SINANO team demonstrates sulfur’s theoretical capacity in Li-S cells using ultra-small nanoparticles at low discharging rate
A team at the Suzhou Institute of Nano-Tech and Nano-Bionics (SINANO) has demonstrated that the electrochemical performance of sulfur nanoparticles (NPs) in the cathode of a Lithium-sulfur battery is critically dependent on the sulfur particle size. Further, they demonstrated that sulfur’s theoretical discharging behavior can be experimentally realized with ultra-small sulfur nanoparticles.
In a paper published in the ACS journal Nano Letters, they report that 5 nm S NPs display sulfur’s theoretical discharging/charging capacity of 1672 mAh g–1 at a 0.1 C rate and a discharge capacity of 1089 mAh g–1 even at 4 C. Specific capacity remained at 1017 and 965 mAh g−1 after 500 cycles at 0.5 C and 1 C, respectively.
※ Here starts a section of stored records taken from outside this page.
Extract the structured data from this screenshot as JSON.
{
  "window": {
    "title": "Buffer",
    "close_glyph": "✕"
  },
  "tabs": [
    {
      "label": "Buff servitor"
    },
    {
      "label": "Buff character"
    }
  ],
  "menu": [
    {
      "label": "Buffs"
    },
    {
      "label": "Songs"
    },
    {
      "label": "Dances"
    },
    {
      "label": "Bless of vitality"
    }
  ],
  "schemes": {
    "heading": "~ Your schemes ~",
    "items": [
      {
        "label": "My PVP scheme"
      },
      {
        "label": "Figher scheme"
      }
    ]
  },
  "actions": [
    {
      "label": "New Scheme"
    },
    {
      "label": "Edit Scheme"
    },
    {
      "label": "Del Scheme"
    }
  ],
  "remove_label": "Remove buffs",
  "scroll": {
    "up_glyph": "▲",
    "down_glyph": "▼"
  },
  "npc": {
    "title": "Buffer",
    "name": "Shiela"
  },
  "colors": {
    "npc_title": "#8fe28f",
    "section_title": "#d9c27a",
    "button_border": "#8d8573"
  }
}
Sulfur is a promising cathode material with a high theoretical specific capacity of 1672 mAh g-1. When paired with lithium metal anode to form rechargeable lithium−sulfur (Li−S) batteries, the theoretical specific energy density can be as high as 2600 Wh kg−1. These estimations have inspired high expectations in meeting future large-scale energy storage needs; however, low sulfur utilization, short cycle life, and low Coulombic efficiency have hindered practical application of Li−S batteries.
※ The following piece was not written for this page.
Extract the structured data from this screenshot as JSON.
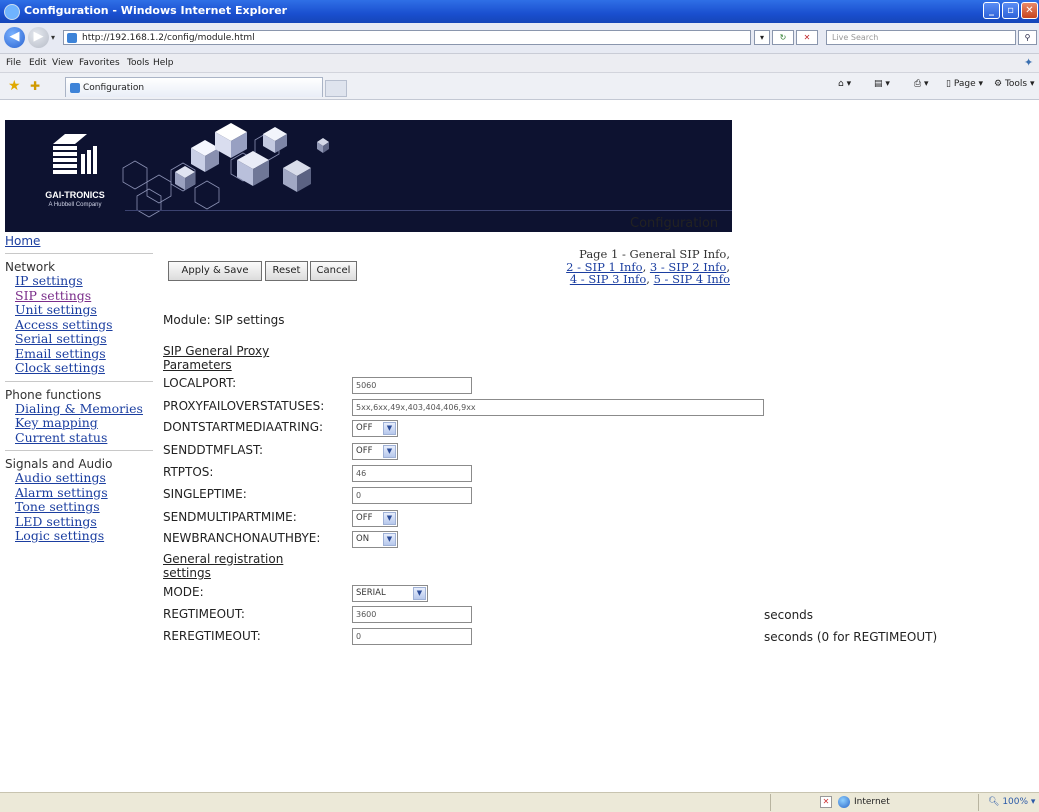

A major bottleneck is the slow charge transfer kinetics resulting from poor electronic conductivity of sulfur and the final discharge product, Li2S. Similar challenges were encountered in LiFePO4-based cathode materials of lithium ion battery and are successfully overcome via preparation of nanosized particles with conductive carbon coating. The lithium sulfur battery field has made remarkable progresses via a related approach, that is, by using nanostructured carbon−sulfur composite cathode materials, which typically consist of sulfur active material infiltrated in nanoporous conducting carbon frameworks. However, unlike the intercalation/deintercalation process in LiFePO4, the Li−S system is based on complicated multistep redox reactions between lithium and sulfur involving a solid−solution−solid transition. The influence of materials size in such a complicated battery system has not been investigated and thoroughly understood.
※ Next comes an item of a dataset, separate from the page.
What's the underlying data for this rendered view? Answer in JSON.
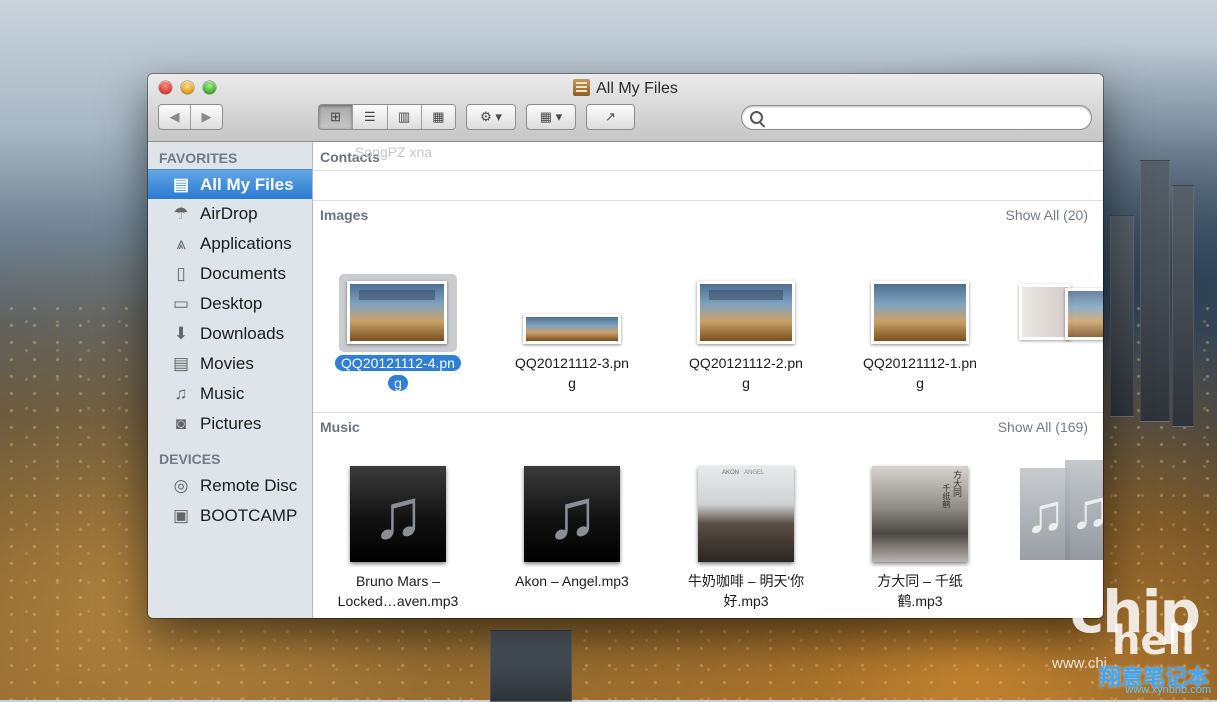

… Because these processes can be profoundly affected by the size of sulfur materials, we hypothesize that there exists nanosize effect in Li−S batteries, that is, the size of sulfur particles may significantly impact the discharging behavior. … small sulfur particle size may lead to better sulfur utilization, and the larger specific surface area leads to smaller effective current density and enables faster discharging kinetics. The trade-off between high specific capacity and high rate performance may thus be resolved in ultra-small sulfur nanoparticles.—Chen et al.
In the study, the SINANO team first synthesized a series of mono-dispersed sulfur nanoparticles with different diameters (5, 10, 20, 40 and 150 nm) on reduced graphene oxide (rGO). They then assembled the rGO-S nanoparticle composites in CR-2025 coin cells to examine electrochemical performance.
Testing showed that sulfur nanoparticles exhibit higher specific capacity and better rate performance with decreasing particle size. Large particle size with a high discharging rate resulted in high Li+ concentrations at the surface of the sulfur particle, with the resulting formation of an insulating Li2S2 and Li2S blocking layer.
Small sulfur particle size and low discharging rate allowed for Li+ diffusion into the interior of sulfur particle, thereby delaying the formation of the insulating Li2S2 and Li2S and improving the sulfur utilization.
These results indicate that the charge transfer and mass transport in Li−S cathode is a kinetic process highly dependent on the particle size and discharge/charge rate. Reducing the size of sulfur particles down to a few nanometers can greatly improve the utilization of sulfur and enhance the cycle stability and rate performance of Li−S batteries.—Chen et al.
Hongwei Chen, Changhong Wang, Weiling Dong, Wei Lu, Zhaolong Du, and Liwei Chen (2014) “Monodispersed Sulfur Nanoparticles for Lithium–Sulfur Batteries with Theoretical Performance” Nano Letters doi: 10.1021/nl504963e